Born in Kensington Market in 1937, Akande attended the University of Toronto and became a teacher and principal in the city.
She then entered provincial politics, earning a seat and cabinet position in the then-NDP government.
The responses to her run for office varied, Akande says.
"Some [people] were shocked, some of them were angry, some of them were very abrupt and many of them were very welcoming."
Once she arrived at Queen's Park, Akande says there were those who questioned and resented her presence in government.
"Change is not always welcomed. The default position for many of the people in government is white male. Some of them were not anxious to accept the change."
As minister of community and social services, Akande oversaw an increase in food bank funding and welfare benefits to Ontarians at the lowest income level, raised the social assistance rate to 7 per cent from 5 per cent, and increased the shelter allowance to 10 per cent from 5 per cent.
Her work in government also led to the creation of the Ontario Anti-Racism Secretariat and the province's first mandatory employment-equity legislation, which would institutionalize rights for women in the workplace.
Providing jobs for disadvantaged youth
Akande also served as Premier Bob Rae's parliamentary assistant in the 1990s, where she was responsible for the design and implementation of the Jobs Ontario Youth program.
This initiative, which provided youths from disadvantaged backgrounds summer job opportunities, is her proudest achievement, Akande says.
At the time, she says, jobs for young people were often filled through word of mouth, providing only some young people with professional opportunities.
"[Employers] never advertised summer positions," she said.
"They would go into their offices and say, 'Do any of you have a nephew or a niece or a son or a daughter who can do such and such over the summer?' ... Working class youth never got a chance. They never got to understand that these are possible positions."
Over its run, the program created more than 5,000 active jobs for youth across the province during the summers.

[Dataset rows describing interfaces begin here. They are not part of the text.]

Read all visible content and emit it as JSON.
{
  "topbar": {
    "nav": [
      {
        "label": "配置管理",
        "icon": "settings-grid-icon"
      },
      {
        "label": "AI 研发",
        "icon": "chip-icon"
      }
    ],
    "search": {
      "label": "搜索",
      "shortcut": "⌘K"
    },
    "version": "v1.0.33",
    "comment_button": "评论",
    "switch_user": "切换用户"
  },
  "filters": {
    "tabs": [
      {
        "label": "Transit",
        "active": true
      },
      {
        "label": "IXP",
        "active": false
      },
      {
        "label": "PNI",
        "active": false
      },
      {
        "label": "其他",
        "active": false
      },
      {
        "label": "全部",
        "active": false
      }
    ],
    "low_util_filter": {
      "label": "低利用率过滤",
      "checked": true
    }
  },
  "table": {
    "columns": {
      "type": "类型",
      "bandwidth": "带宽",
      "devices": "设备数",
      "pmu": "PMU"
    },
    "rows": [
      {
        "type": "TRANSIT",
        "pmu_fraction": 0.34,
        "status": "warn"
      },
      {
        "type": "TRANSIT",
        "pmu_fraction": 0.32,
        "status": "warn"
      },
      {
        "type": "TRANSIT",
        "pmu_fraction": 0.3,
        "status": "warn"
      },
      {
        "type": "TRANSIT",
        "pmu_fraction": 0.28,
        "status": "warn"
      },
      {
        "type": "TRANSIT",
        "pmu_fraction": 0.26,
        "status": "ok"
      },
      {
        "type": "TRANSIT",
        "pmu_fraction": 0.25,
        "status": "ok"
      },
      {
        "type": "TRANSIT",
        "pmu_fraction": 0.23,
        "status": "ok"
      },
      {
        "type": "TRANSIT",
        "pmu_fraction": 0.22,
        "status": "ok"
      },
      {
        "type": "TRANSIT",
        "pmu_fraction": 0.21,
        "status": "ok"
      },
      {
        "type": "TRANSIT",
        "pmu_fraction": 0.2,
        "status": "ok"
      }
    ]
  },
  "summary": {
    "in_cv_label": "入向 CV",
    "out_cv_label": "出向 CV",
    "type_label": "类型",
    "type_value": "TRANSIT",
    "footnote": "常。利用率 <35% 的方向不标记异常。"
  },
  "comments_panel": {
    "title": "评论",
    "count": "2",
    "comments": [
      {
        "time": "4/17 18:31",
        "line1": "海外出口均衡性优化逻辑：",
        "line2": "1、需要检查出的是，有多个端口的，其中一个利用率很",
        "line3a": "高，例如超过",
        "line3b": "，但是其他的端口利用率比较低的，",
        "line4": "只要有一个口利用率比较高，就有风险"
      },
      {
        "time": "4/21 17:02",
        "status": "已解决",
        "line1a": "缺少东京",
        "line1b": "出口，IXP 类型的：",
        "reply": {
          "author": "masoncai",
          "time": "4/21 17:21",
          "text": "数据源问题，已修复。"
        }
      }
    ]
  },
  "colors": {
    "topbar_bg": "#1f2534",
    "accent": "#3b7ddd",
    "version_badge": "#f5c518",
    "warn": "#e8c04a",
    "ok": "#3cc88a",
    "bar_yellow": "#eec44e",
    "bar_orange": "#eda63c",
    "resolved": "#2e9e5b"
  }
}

Akande also co-founded Tiger Lily, the first magazine in Ontario to showcase the voices and experiences of women of colour. The magazine proved to be a forum for women in racialized, immigrant and refugee communities.
Now retired from public service, Akande continues to be an advocate in her community and is involved in various social justice initiatives. She currently serves as the chair of the Black Legal Action Centre, a non-profit set to launch in August.
Over time, Akande says, there has been progress for both women and people of colour in the workplace — in particular, the way in which those who have achieved success speak out for those who remain disadvantaged.
"Successful, bright, ambitious professionals are now speaking out just as loudly and aggressively as everyone else. There was a time when [women and black people] who achieved a certain level of success, they did not necessarily speak for the others who weren't there," she said.
"It doesn't happen any more, not to the same extent. Women realize, black people realize that unless we all have access, none of us are really safe."
With files from Joana Draghici